NPR logo Hope Lives For Super Panel's Success Despite Gridlock

Hope Lives For Super Panel's Success Despite Gridlock

If second marriages are the triumph of hope over experience, so is the belief that the congressional deficit super committee in a city riven by partisan distrust will reach agreement on spending cuts by its deadline now only three weeks away.

Not everyone is optimistic, of course. Recent reports suggesting that the super committee members were stuck because of Republican resistance to raising taxes, period, have left many with a sense of impending failure.

Indeed, a reporter on Thursday implored Rep. Nancy Pelosi, the House minority leader, to give him and other journalistic cynics a reason, any reason, for hope.

REPORTER: ... Some of the information that is leaking out of the committee doesn't appear to be encouraging at all.


REPORTER: And I'm wondering if there's anything at all that you can say that would help instill a little more confidence in those of us who are covering it — and the American people.

Pelosi didn't make any promises. And neither did Speaker John Boehner, for that matter. But they were definitely keeping hope alive.

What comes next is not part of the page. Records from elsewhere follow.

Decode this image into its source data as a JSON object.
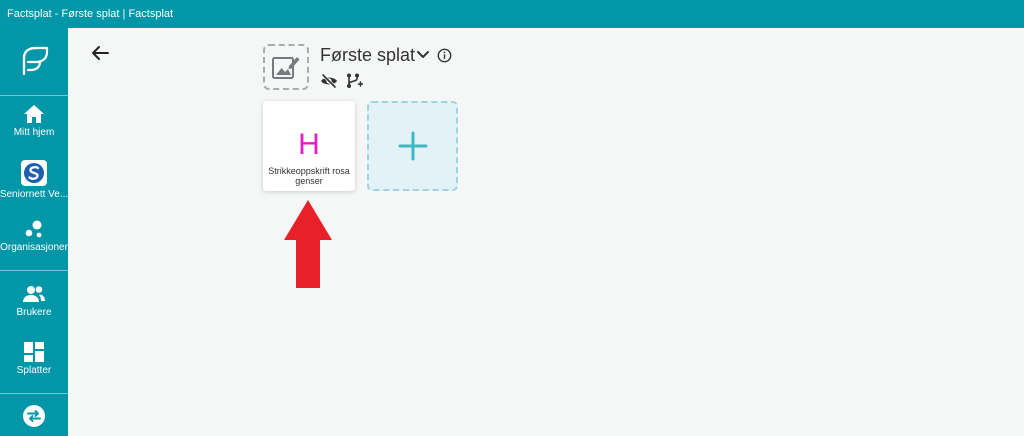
{
  "window": {
    "title": "Factsplat - Første splat | Factsplat"
  },
  "sidebar": {
    "logo_icon": "factsplat-logo-icon",
    "items": [
      {
        "label": "Mitt hjem",
        "icon": "home-icon"
      },
      {
        "label": "Seniornett Ve...",
        "icon": "organization-logo-icon"
      },
      {
        "label": "Organisasjoner",
        "icon": "organizations-icon"
      },
      {
        "label": "Brukere",
        "icon": "users-icon"
      },
      {
        "label": "Splatter",
        "icon": "dashboard-icon"
      },
      {
        "label": "",
        "icon": "swap-icon"
      }
    ]
  },
  "header": {
    "back_icon": "arrow-left-icon",
    "title": "Første splat",
    "image_icon": "image-edit-icon",
    "chevron_icon": "chevron-down-icon",
    "info_icon": "info-icon",
    "hidden_icon": "eye-off-icon",
    "share_icon": "share-tree-icon"
  },
  "cards": [
    {
      "letter": "H",
      "name": "Strikkeoppskrift rosa genser",
      "letter_color": "#e61cc4"
    }
  ],
  "add_card": {
    "icon": "plus-icon"
  },
  "colors": {
    "accent": "#0297a8",
    "plus": "#3fb8c6",
    "annotation_arrow": "#e8202a"
  }
}
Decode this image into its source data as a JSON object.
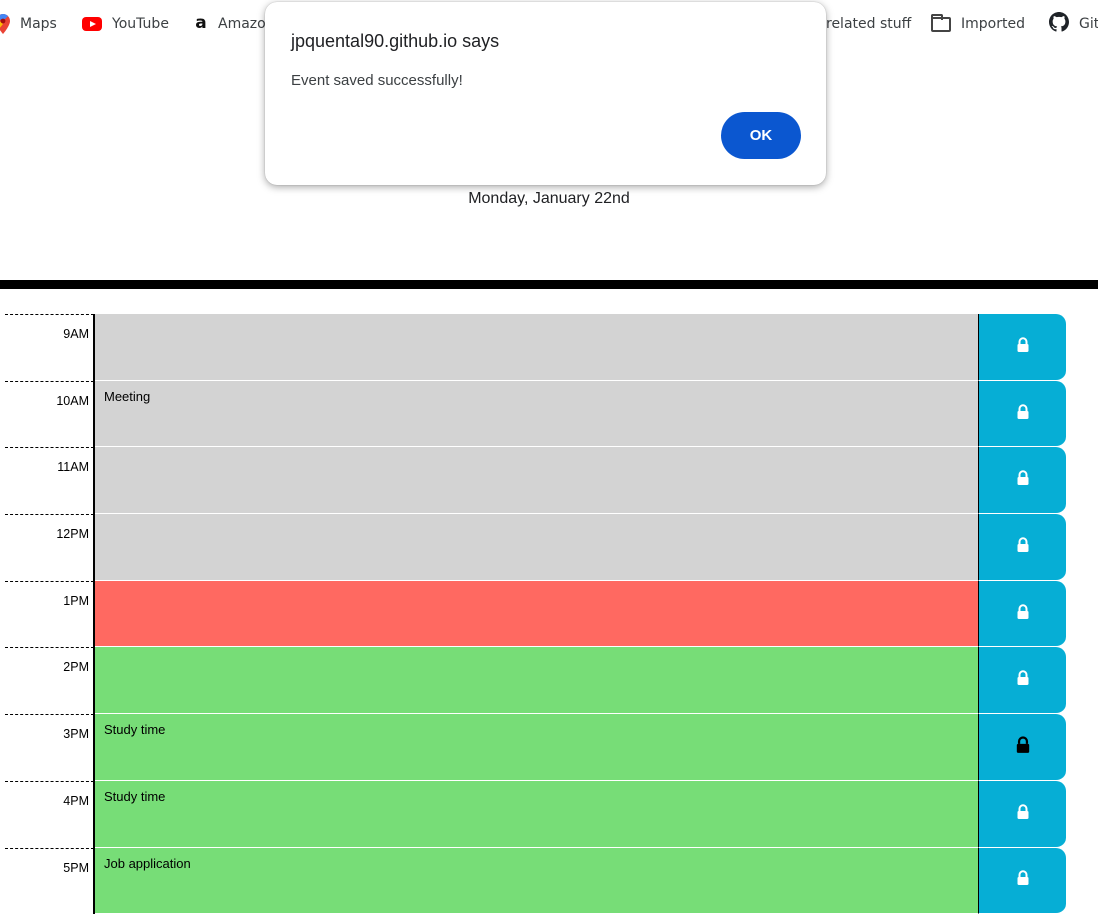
{
  "bookmarks": [
    {
      "label": "Maps",
      "icon": "maps-icon"
    },
    {
      "label": "YouTube",
      "icon": "youtube-icon"
    },
    {
      "label": "Amazo",
      "icon": "amazon-icon"
    },
    {
      "label": "related stuff",
      "icon": "folder-icon"
    },
    {
      "label": "Imported",
      "icon": "folder-icon"
    },
    {
      "label": "Git",
      "icon": "github-icon"
    }
  ],
  "header": {
    "date": "Monday, January 22nd"
  },
  "dialog": {
    "title": "jpquental90.github.io says",
    "message": "Event saved successfully!",
    "ok_label": "OK"
  },
  "colors": {
    "past": "#d3d3d3",
    "present": "#ff6961",
    "future": "#77dd77",
    "save": "#06aed5",
    "ok_button": "#0b57d0"
  },
  "hours": [
    {
      "label": "9AM",
      "event": "",
      "status": "past"
    },
    {
      "label": "10AM",
      "event": "Meeting",
      "status": "past"
    },
    {
      "label": "11AM",
      "event": "",
      "status": "past"
    },
    {
      "label": "12PM",
      "event": "",
      "status": "past"
    },
    {
      "label": "1PM",
      "event": "",
      "status": "present"
    },
    {
      "label": "2PM",
      "event": "",
      "status": "future"
    },
    {
      "label": "3PM",
      "event": "Study time",
      "status": "future"
    },
    {
      "label": "4PM",
      "event": "Study time",
      "status": "future"
    },
    {
      "label": "5PM",
      "event": "Job application",
      "status": "future"
    }
  ]
}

Boehner, while not exactly sunny with optimism, was cautiously upbeat. Despite all the talk of a partisan logjam over taxes, he said he's open to revenue increases so long as certain conditions are met.

At his weekly Thursday news conference with reporters, he stressed that he wants the panel of 12 lawmakers split equally between Republicans and Democrats:

We have to come to an agreement. We have — we — it is important for the supercommittee to succeed. And we've got Democrats and Republicans on this committee who have worked diligently over the last several months to try to come to an agreement.

Fueling even more hope was the way Boehner left the door cracked for conditions-based revenue increases.

The Associated Press reported:

House Speaker John Boehner said Thursday that "there's room for revenue" as a congressional deficit-reduction supercommittee seeks $1.2 trillion or more in deficit cuts over the coming decade. But he says it would require a major overhaul of government benefit programs.

"Without real reform on the entitlement side, I'm not even going to put any new revenue on the table," Boehner said. Entitlement programs include Social Security, Medicare and Medicaid.

Boehner says he remains committed to helping the deficit panel succeed and that Congress should approve its recommendations if it produces a plan to curb the government's gush of red ink.

"I didn't agree to set this thing up with any idea that it wouldn't succeed," Boehner said. "d love to exceed the goal, but we have to meet the goal, and I'm going to put every ounce of effort in to make sure that we do."

Boehner was asked about the Wednesday letter from the 100 House members — 60 Democrats and 40 Republicans — calling for the super committee to put everything on the table. Boehner said:

"... I appreciate their interest, their concern and their help in trying to make sure that we get to an outcome."

Meanwhile, Pelosi made some of the same noises. At her weekly briefing with reporters, she said:

I'm hopeful that the time that they are taking is time that is bringing us closer to a consensus. As I've — we've discussed before, I have not put any lines in the sand. We've said if it's big, bold and balanced, many things are possible to reduce the deficit in a very significant way to take us into the future, you know, a path of prosperity honoring the entrepreneurial spirit of America.
So we're optimistic that something can be done.

Jack Lew, director of the Obama Administration's Office of Management and Budget and a long-time veteran of Washington's budget wars, was staying positive as well.

Politico reported on Lew's appearance at an event it hosted Thursday:

"We have a habit in Washington of trying to write obituaries while the patient is still fighting," Lew said at a POLITICO Playbook Breakfast at the Newseum. "The supercommittee isn't done. There is no major undertaking where a few weeks out we have been able to accurately predict whether it would work, whether it wouldn't work."

Of course, it wasn't so much optimism as fear that was the great motivator of the moment. Hanging over everyone's heads, obviously, were fears of what could happen if the super committee doesn't reach an agreement.

There's general agreement that it would be best to avoid the $1.2 trillion in automatic cuts that would occur if the super committee members fail at their task.

Responding to talk by some lawmakers, like Sen. John McCain (R-AZ), that they might keep the automatic cuts from happening because of the feared effects on the military, the Committee for a Responsible Federal Budget's blog warned against that:

Moody's outlook on U.S. debt is already "negative," so overriding the trigger, which some lawmakers have already supported, could in fact prompt a downgrade.